* Problem details: Word for word, copy the data that follows and skip its pictures.

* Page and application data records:
________________

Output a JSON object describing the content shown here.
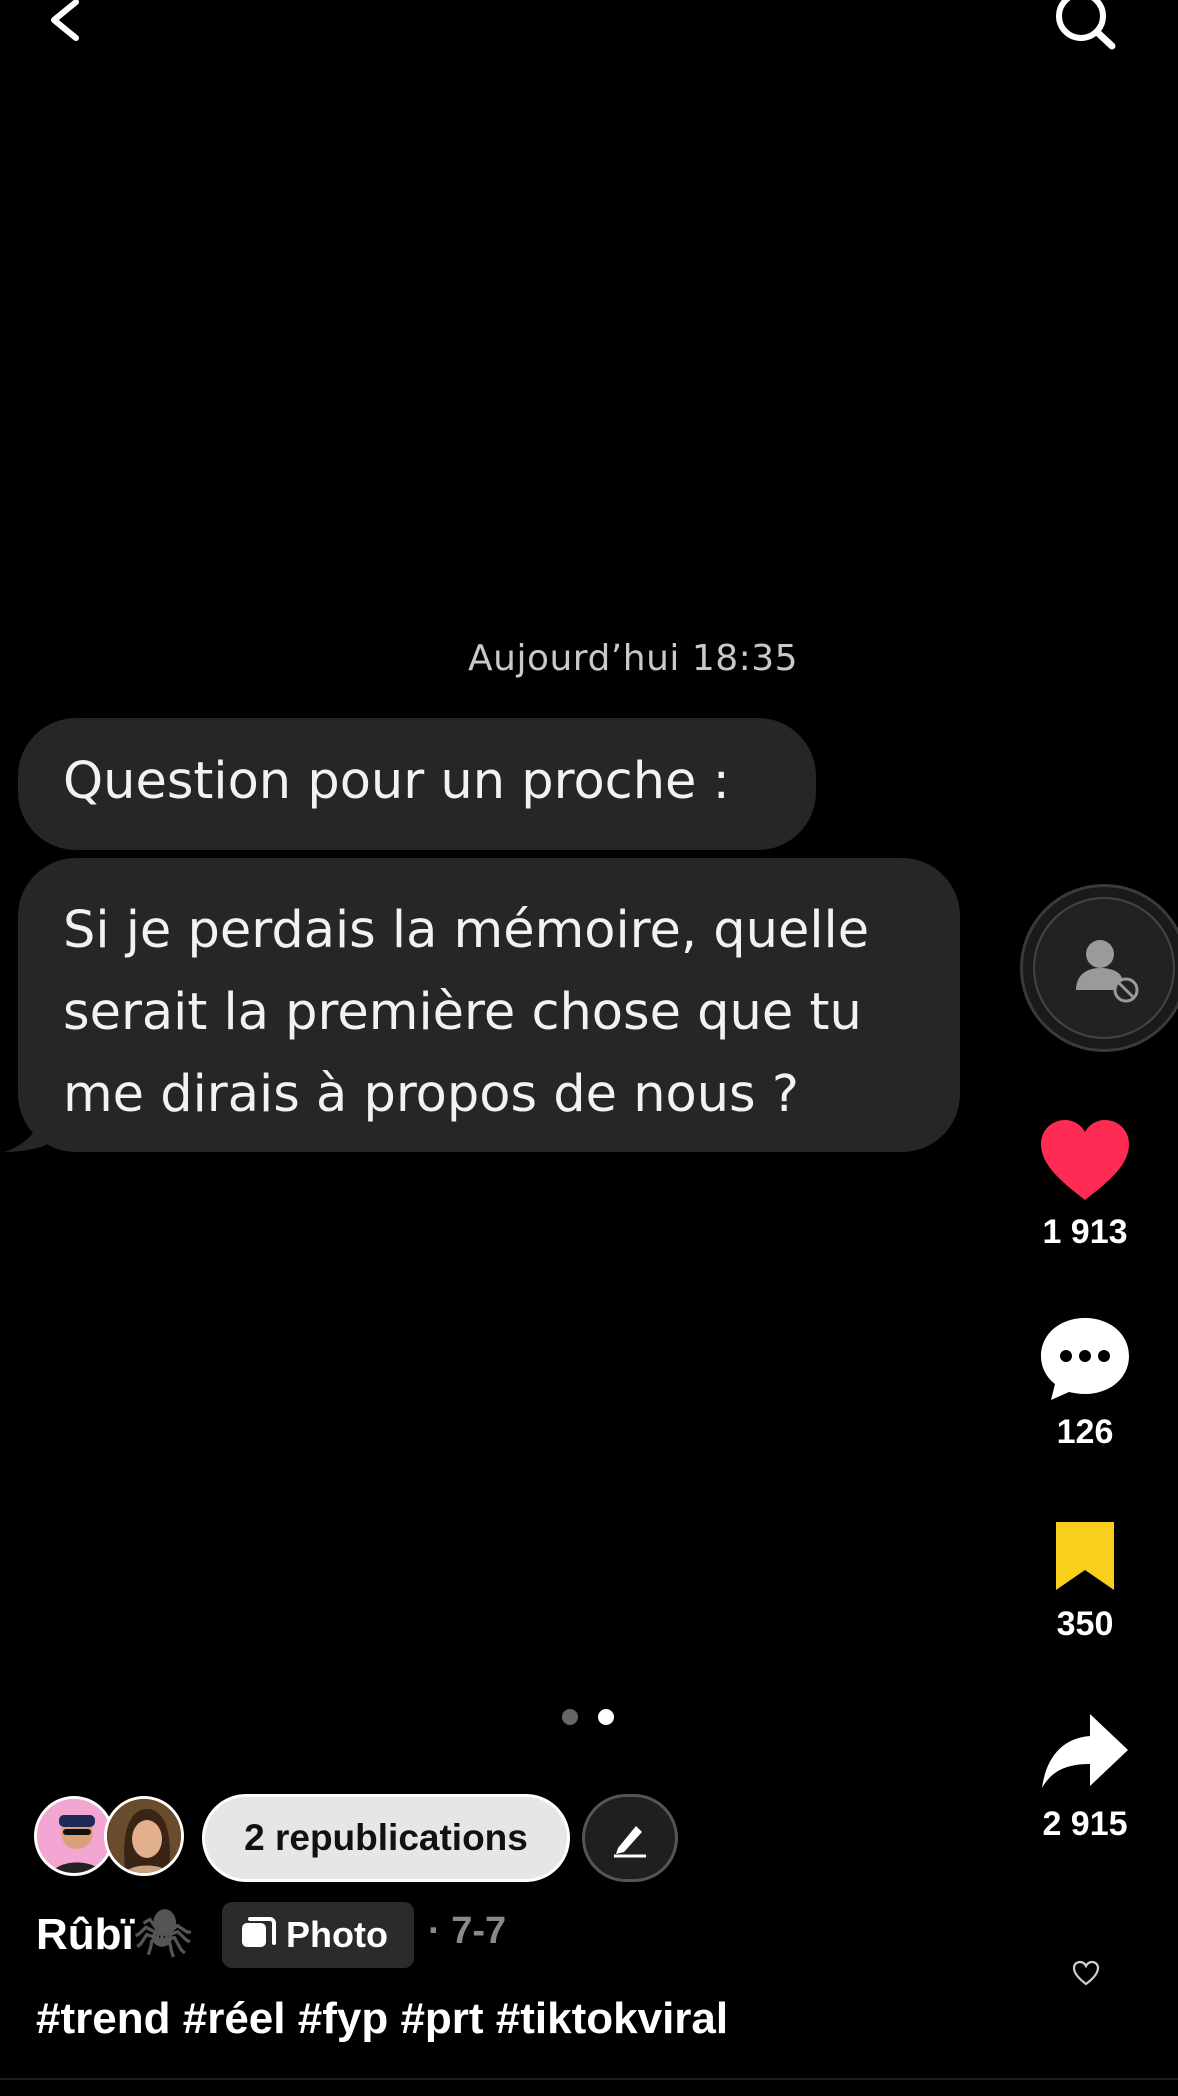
{
  "top_bar": {
    "back_icon": "chevron-left-icon",
    "search_icon": "search-icon"
  },
  "message": {
    "timestamp": "Aujourd’hui 18:35",
    "bubble_1": "Question pour un proche :",
    "bubble_2_lines": [
      "Si je perdais la mémoire, quelle",
      "serait la première chose que tu",
      "me dirais à propos de nous ?"
    ]
  },
  "rail": {
    "likes": "1 913",
    "comments": "126",
    "saves": "350",
    "shares": "2 915",
    "colors": {
      "like": "#fe2c55",
      "save": "#f9ce1d"
    }
  },
  "carousel": {
    "total": 2,
    "active": 2
  },
  "meta": {
    "republications_label": "2 republications",
    "username": "Rûbï",
    "username_emoji": "🕷",
    "content_type": "Photo",
    "date": "· 7-7",
    "hashtags": [
      "#trend",
      "#réel",
      "#fyp",
      "#prt",
      "#tiktokviral"
    ]
  }
}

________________

* Solution for this task:
Output a JSON object describing the content shown here.
{
  "top_bar": {
    "back_icon": "chevron-left-icon",
    "search_icon": "search-icon"
  },
  "message": {
    "timestamp": "Aujourd’hui 18:35",
    "bubble_1": "Question pour un proche :",
    "bubble_2_lines": [
      "Si je perdais la mémoire, quelle",
      "serait la première chose que tu",
      "me dirais à propos de nous ?"
    ]
  },
  "rail": {
    "likes": "1 913",
    "comments": "126",
    "saves": "350",
    "shares": "2 915",
    "colors": {
      "like": "#fe2c55",
      "save": "#f9ce1d"
    }
  },
  "carousel": {
    "total": 2,
    "active": 2
  },
  "meta": {
    "republications_label": "2 republications",
    "username": "Rûbï",
    "username_emoji": "🕷",
    "content_type": "Photo",
    "date": "· 7-7",
    "hashtags": [
      "#trend",
      "#réel",
      "#fyp",
      "#prt",
      "#tiktokviral"
    ]
  }
}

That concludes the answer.